One last thing that is cool about this game is the many different screen options you have. You have the requisite “tate” and “yoko” options but you can also choose from many different pre-arranged windows. For example, you can have a screen where you have your regular gameplay window with another window next to it that magnifies your score so that it is in your face and below that is a window that zoomed into your character and follows you around. This is great so that you can dodge bullets with better precision because your hitbox is much easier to see. I suggest this for people who are playing with non HDTVs. Unlike the first game where your hitbox was only visible while in Power Shot mode, in Futari your hitbox will always be visible.
One of the special windowed screen options.
The Verdict: 9.0/10
This is a perfected version of the first one. They took everything that needed tweaking from the first game and they improved upon it. The enemies no longer look like claymation, the intricate details and color of the backgrounds are a breath of fresh air compared to most bland, simple shmup backgrounds. On higher difficulty levels you won’t even be able to see the background because the screen will be filled with enemy bullets, point values, golden stones, and your own shots. It gets pretty intense. The voice acting in the beginning of each level also is a nice touch. It sets the mood of the level knowing what your character is thinking. Reco usually has something cute to say even though she knows of the bullet hell that is in store for her. The music is also great. I especially like the boss music as it hypes you up for the rain of bullets to come
This is a very polished shmup with some very creative bullet patterns. This installment’s bullet patterns are much more complex (and harder) than the first game. The story progressed quite well and answered some unanswered questions from the first game. This is a must-buy for any shmup fan, hell, even casual shmuppers. All you casual shmuppers, don’t be put off by the reputation of Cave’s danmaku nature, you’ll enjoy this game as well. Take advantage of Cave’s decision to make this game region-free. There is no doubt about it, this is one of my favorite shmups on any system or generation. So, again, if you like shmups, GET THIS GAME. Also by getting this game you will tell Cave to send more games to the US and/or not to region-lock Japanese releases. Be sure to get the Black Label/1.01 DLC for more modes and difficulty levels.

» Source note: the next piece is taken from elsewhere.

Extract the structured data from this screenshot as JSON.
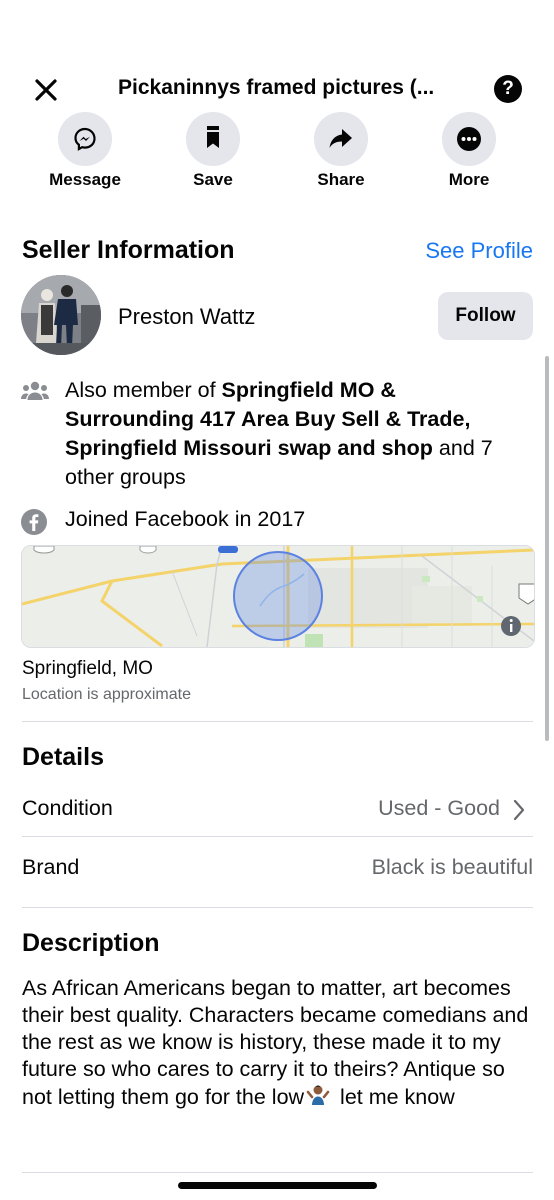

For my review of the first game for PS2, click below
My copy (w/ the first game for PS2). No pirates or emus!